►

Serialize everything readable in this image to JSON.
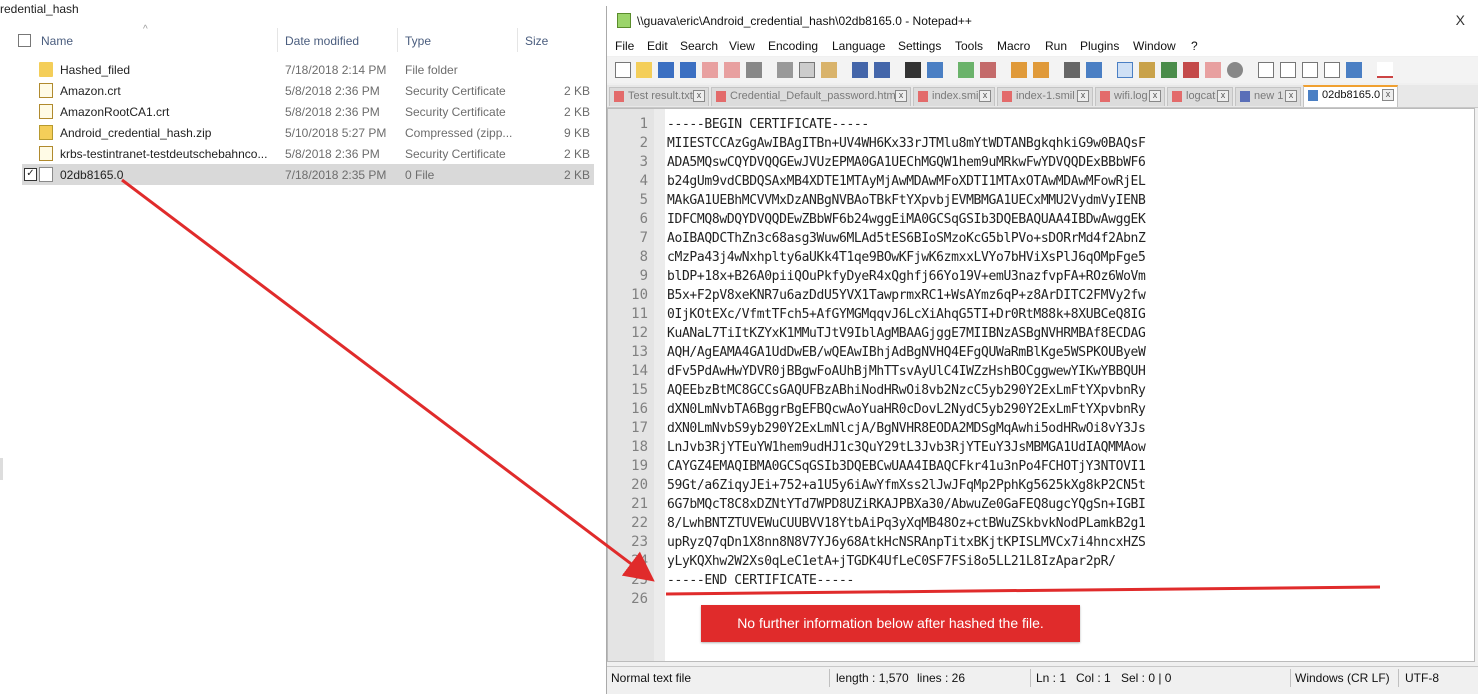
{
  "explorer": {
    "folder_title": "redential_hash",
    "columns": {
      "name": "Name",
      "date": "Date modified",
      "type": "Type",
      "size": "Size"
    },
    "files": [
      {
        "name": "Hashed_filed",
        "date": "7/18/2018 2:14 PM",
        "type": "File folder",
        "size": "",
        "icon": "folder-icon"
      },
      {
        "name": "Amazon.crt",
        "date": "5/8/2018 2:36 PM",
        "type": "Security Certificate",
        "size": "2 KB",
        "icon": "certificate-icon"
      },
      {
        "name": "AmazonRootCA1.crt",
        "date": "5/8/2018 2:36 PM",
        "type": "Security Certificate",
        "size": "2 KB",
        "icon": "certificate-icon"
      },
      {
        "name": "Android_credential_hash.zip",
        "date": "5/10/2018 5:27 PM",
        "type": "Compressed (zipp...",
        "size": "9 KB",
        "icon": "zip-icon"
      },
      {
        "name": "krbs-testintranet-testdeutschebahnco...",
        "date": "5/8/2018 2:36 PM",
        "type": "Security Certificate",
        "size": "2 KB",
        "icon": "certificate-icon"
      },
      {
        "name": "02db8165.0",
        "date": "7/18/2018 2:35 PM",
        "type": "0 File",
        "size": "2 KB",
        "icon": "file-icon",
        "selected": true
      }
    ]
  },
  "npp": {
    "title": "\\\\guava\\eric\\Android_credential_hash\\02db8165.0 - Notepad++",
    "close": "X",
    "menu": [
      "File",
      "Edit",
      "Search",
      "View",
      "Encoding",
      "Language",
      "Settings",
      "Tools",
      "Macro",
      "Run",
      "Plugins",
      "Window",
      "?"
    ],
    "tabs": [
      {
        "label": "Test result.txt",
        "active": false
      },
      {
        "label": "Credential_Default_password.html",
        "active": false
      },
      {
        "label": "index.smil",
        "active": false
      },
      {
        "label": "index-1.smil",
        "active": false
      },
      {
        "label": "wifi.log",
        "active": false
      },
      {
        "label": "logcat",
        "active": false
      },
      {
        "label": "new 1",
        "active": false
      },
      {
        "label": "02db8165.0",
        "active": true
      }
    ],
    "lines": [
      "-----BEGIN CERTIFICATE-----",
      "MIIESTCCAzGgAwIBAgITBn+UV4WH6Kx33rJTMlu8mYtWDTANBgkqhkiG9w0BAQsF",
      "ADA5MQswCQYDVQQGEwJVUzEPMA0GA1UEChMGQW1hem9uMRkwFwYDVQQDExBBbWF6",
      "b24gUm9vdCBDQSAxMB4XDTE1MTAyMjAwMDAwMFoXDTI1MTAxOTAwMDAwMFowRjEL",
      "MAkGA1UEBhMCVVMxDzANBgNVBAoTBkFtYXpvbjEVMBMGA1UECxMMU2VydmVyIENB",
      "IDFCMQ8wDQYDVQQDEwZBbWF6b24wggEiMA0GCSqGSIb3DQEBAQUAA4IBDwAwggEK",
      "AoIBAQDCThZn3c68asg3Wuw6MLAd5tES6BIoSMzoKcG5blPVo+sDORrMd4f2AbnZ",
      "cMzPa43j4wNxhplty6aUKk4T1qe9BOwKFjwK6zmxxLVYo7bHViXsPlJ6qOMpFge5",
      "blDP+18x+B26A0piiQOuPkfyDyeR4xQghfj66Yo19V+emU3nazfvpFA+ROz6WoVm",
      "B5x+F2pV8xeKNR7u6azDdU5YVX1TawprmxRC1+WsAYmz6qP+z8ArDITC2FMVy2fw",
      "0IjKOtEXc/VfmtTFch5+AfGYMGMqqvJ6LcXiAhqG5TI+Dr0RtM88k+8XUBCeQ8IG",
      "KuANaL7TiItKZYxK1MMuTJtV9IblAgMBAAGjggE7MIIBNzASBgNVHRMBAf8ECDAG",
      "AQH/AgEAMA4GA1UdDwEB/wQEAwIBhjAdBgNVHQ4EFgQUWaRmBlKge5WSPKOUByeW",
      "dFv5PdAwHwYDVR0jBBgwFoAUhBjMhTTsvAyUlC4IWZzHshBOCggwewYIKwYBBQUH",
      "AQEEbzBtMC8GCCsGAQUFBzABhiNodHRwOi8vb2NzcC5yb290Y2ExLmFtYXpvbnRy",
      "dXN0LmNvbTA6BggrBgEFBQcwAoYuaHR0cDovL2NydC5yb290Y2ExLmFtYXpvbnRy",
      "dXN0LmNvbS9yb290Y2ExLmNlcjA/BgNVHR8EODA2MDSgMqAwhi5odHRwOi8vY3Js",
      "LnJvb3RjYTEuYW1hem9udHJ1c3QuY29tL3Jvb3RjYTEuY3JsMBMGA1UdIAQMMAow",
      "CAYGZ4EMAQIBMA0GCSqGSIb3DQEBCwUAA4IBAQCFkr41u3nPo4FCHOTjY3NTOVI1",
      "59Gt/a6ZiqyJEi+752+a1U5y6iAwYfmXss2lJwJFqMp2PphKg5625kXg8kP2CN5t",
      "6G7bMQcT8C8xDZNtYTd7WPD8UZiRKAJPBXa30/AbwuZe0GaFEQ8ugcYQgSn+IGBI",
      "8/LwhBNTZTUVEWuCUUBVV18YtbAiPq3yXqMB48Oz+ctBWuZSkbvkNodPLamkB2g1",
      "upRyzQ7qDn1X8nn8N8V7YJ6y68AtkHcNSRAnpTitxBKjtKPISLMVCx7i4hncxHZS",
      "yLyKQXhw2W2Xs0qLeC1etA+jTGDK4UfLeC0SF7FSi8o5LL21L8IzApar2pR/",
      "-----END CERTIFICATE-----",
      ""
    ],
    "status": {
      "type": "Normal text file",
      "length": "length : 1,570",
      "lines": "lines : 26",
      "ln": "Ln : 1",
      "col": "Col : 1",
      "sel": "Sel : 0 | 0",
      "eol": "Windows (CR LF)",
      "encoding": "UTF-8"
    }
  },
  "annotation": {
    "callout_text": "No further information below after hashed the file.",
    "color": "#e02b2b"
  }
}
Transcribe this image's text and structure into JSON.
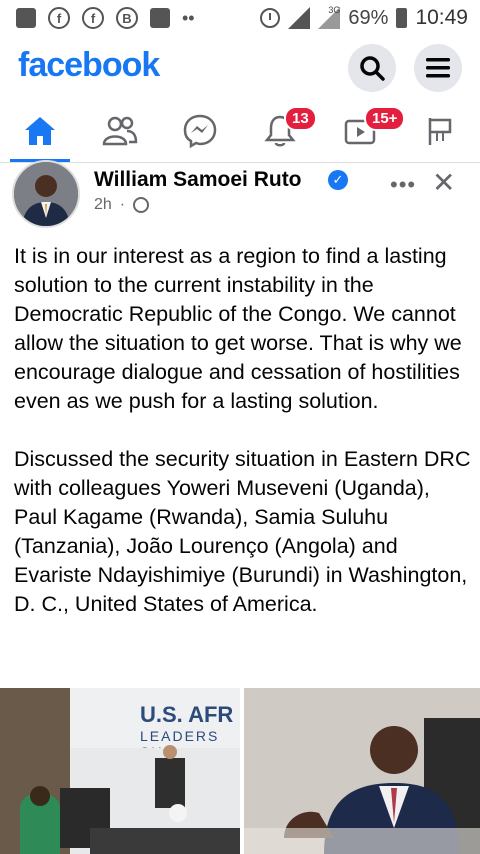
{
  "status_bar": {
    "battery": "69%",
    "time": "10:49",
    "network": "3G"
  },
  "header": {
    "logo": "facebook",
    "brand_color": "#1877f2"
  },
  "tabs": [
    {
      "name": "home",
      "icon": "home-icon",
      "badge": ""
    },
    {
      "name": "friends",
      "icon": "friends-icon",
      "badge": ""
    },
    {
      "name": "messenger",
      "icon": "messenger-icon",
      "badge": ""
    },
    {
      "name": "notifications",
      "icon": "bell-icon",
      "badge": "13"
    },
    {
      "name": "watch",
      "icon": "video-icon",
      "badge": "15+"
    },
    {
      "name": "pages",
      "icon": "flag-icon",
      "badge": ""
    }
  ],
  "post": {
    "author": "William Samoei Ruto",
    "time": "2h",
    "text": "It is in our interest as a region to find a lasting solution to the current instability in the Democratic Republic of the Congo. We cannot allow the situation to get worse. That is why we encourage dialogue and cessation of hostilities even as we push for a lasting solution.\n\nDiscussed the security situation in Eastern DRC with colleagues Yoweri Museveni (Uganda), Paul Kagame (Rwanda), Samia Suluhu (Tanzania), João Lourenço (Angola) and Evariste Ndayishimiye (Burundi) in Washington, D. C., United States of America.",
    "photo1_banner": "U.S. AFR",
    "photo1_sub": "LEADERS SU"
  }
}
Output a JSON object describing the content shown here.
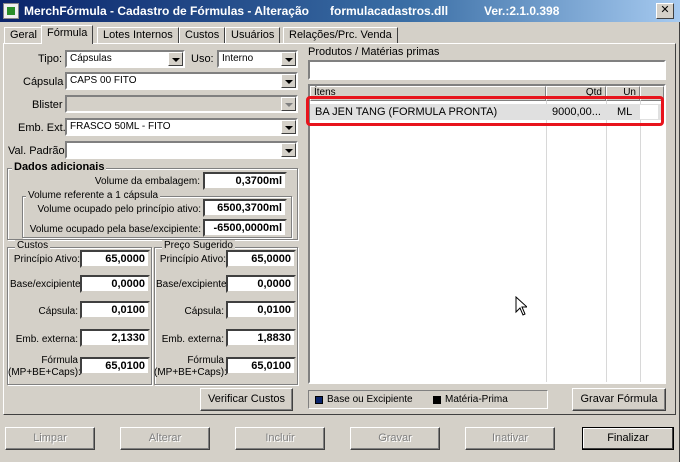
{
  "title": {
    "app": "MerchFórmula - Cadastro de Fórmulas - Alteração",
    "dll": "formulacadastros.dll",
    "version": "Ver.:2.1.0.398"
  },
  "tabs": [
    "Geral",
    "Fórmula",
    "Lotes Internos",
    "Custos",
    "Usuários",
    "Relações/Prc. Venda"
  ],
  "form": {
    "tipo_label": "Tipo:",
    "tipo_value": "Cápsulas",
    "uso_label": "Uso:",
    "uso_value": "Interno",
    "capsula_label": "Cápsula",
    "capsula_value": "CAPS 00 FITO",
    "blister_label": "Blister",
    "blister_value": "",
    "emb_ext_label": "Emb. Ext.",
    "emb_ext_value": "FRASCO 50ML - FITO",
    "val_padrao_label": "Val. Padrão",
    "val_padrao_value": ""
  },
  "dados_adicionais": {
    "title": "Dados adicionais",
    "vol_embalagem_label": "Volume da embalagem:",
    "vol_embalagem_value": "0,3700ml",
    "vol_ref_title": "Volume referente a 1 cápsula",
    "vol_principio_label": "Volume ocupado pelo princípio ativo:",
    "vol_principio_value": "6500,3700ml",
    "vol_base_label": "Volume ocupado pela base/excipiente:",
    "vol_base_value": "-6500,0000ml"
  },
  "custos": {
    "title": "Custos",
    "principio_label": "Princípio Ativo:",
    "principio_value": "65,0000",
    "base_label": "Base/excipiente:",
    "base_value": "0,0000",
    "capsula_label": "Cápsula:",
    "capsula_value": "0,0100",
    "emb_label": "Emb. externa:",
    "emb_value": "2,1330",
    "formula_label_1": "Fórmula",
    "formula_label_2": "(MP+BE+Caps):",
    "formula_value": "65,0100"
  },
  "preco_sugerido": {
    "title": "Preço Sugerido",
    "principio_label": "Princípio Ativo:",
    "principio_value": "65,0000",
    "base_label": "Base/excipiente:",
    "base_value": "0,0000",
    "capsula_label": "Cápsula:",
    "capsula_value": "0,0100",
    "emb_label": "Emb. externa:",
    "emb_value": "1,8830",
    "formula_label_1": "Fórmula",
    "formula_label_2": "(MP+BE+Caps):",
    "formula_value": "65,0100"
  },
  "buttons": {
    "verificar_custos": "Verificar Custos",
    "gravar_formula": "Gravar Fórmula",
    "limpar": "Limpar",
    "alterar": "Alterar",
    "incluir": "Incluir",
    "gravar": "Gravar",
    "inativar": "Inativar",
    "finalizar": "Finalizar"
  },
  "produtos": {
    "title": "Produtos / Matérias primas",
    "search_value": "",
    "columns": [
      "Ítens",
      "Qtd",
      "Un"
    ],
    "rows": [
      {
        "item": "BA JEN TANG (FORMULA PRONTA)",
        "qtd": "9000,00...",
        "un": "ML"
      }
    ]
  },
  "legend": {
    "base": "Base ou Excipiente",
    "base_color": "#0a246a",
    "materia": "Matéria-Prima",
    "materia_color": "#000000"
  },
  "colors": {
    "titlebar": "#0a246a",
    "highlight": "#e8141c"
  }
}
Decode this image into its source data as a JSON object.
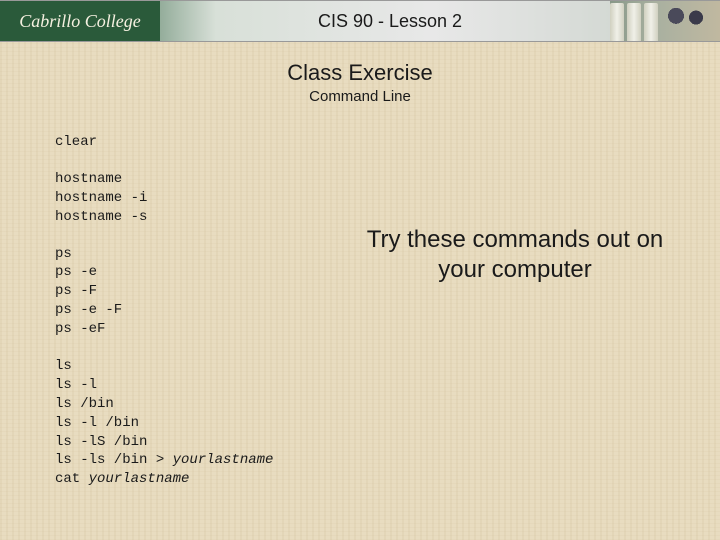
{
  "header": {
    "logo_text": "Cabrillo College",
    "title": "CIS 90 - Lesson 2"
  },
  "title": {
    "main": "Class Exercise",
    "sub": "Command Line"
  },
  "code": {
    "clear": "clear",
    "hostname": "hostname\nhostname -i\nhostname -s",
    "ps": "ps\nps -e\nps -F\nps -e -F\nps -eF",
    "ls_pre": "ls\nls -l\nls /bin\nls -l /bin\nls -lS /bin\nls -ls /bin > ",
    "ls_arg1": "yourlastname",
    "cat_pre": "cat ",
    "cat_arg": "yourlastname"
  },
  "callout": "Try these commands out on your computer"
}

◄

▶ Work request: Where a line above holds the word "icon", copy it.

▶ Answer space:
        "icon": "folder-icon"
        "icon": "certificate-icon"
        "icon": "certificate-icon"
        "icon": "zip-icon"
        "icon": "certificate-icon"
        "icon": "file-icon",
      "icon": "home-icon",
      "icon": "friends-icon",
      "icon": "messenger-icon",
      "icon": "bell-icon",
      "icon": "video-icon",
      "icon": "flag-icon",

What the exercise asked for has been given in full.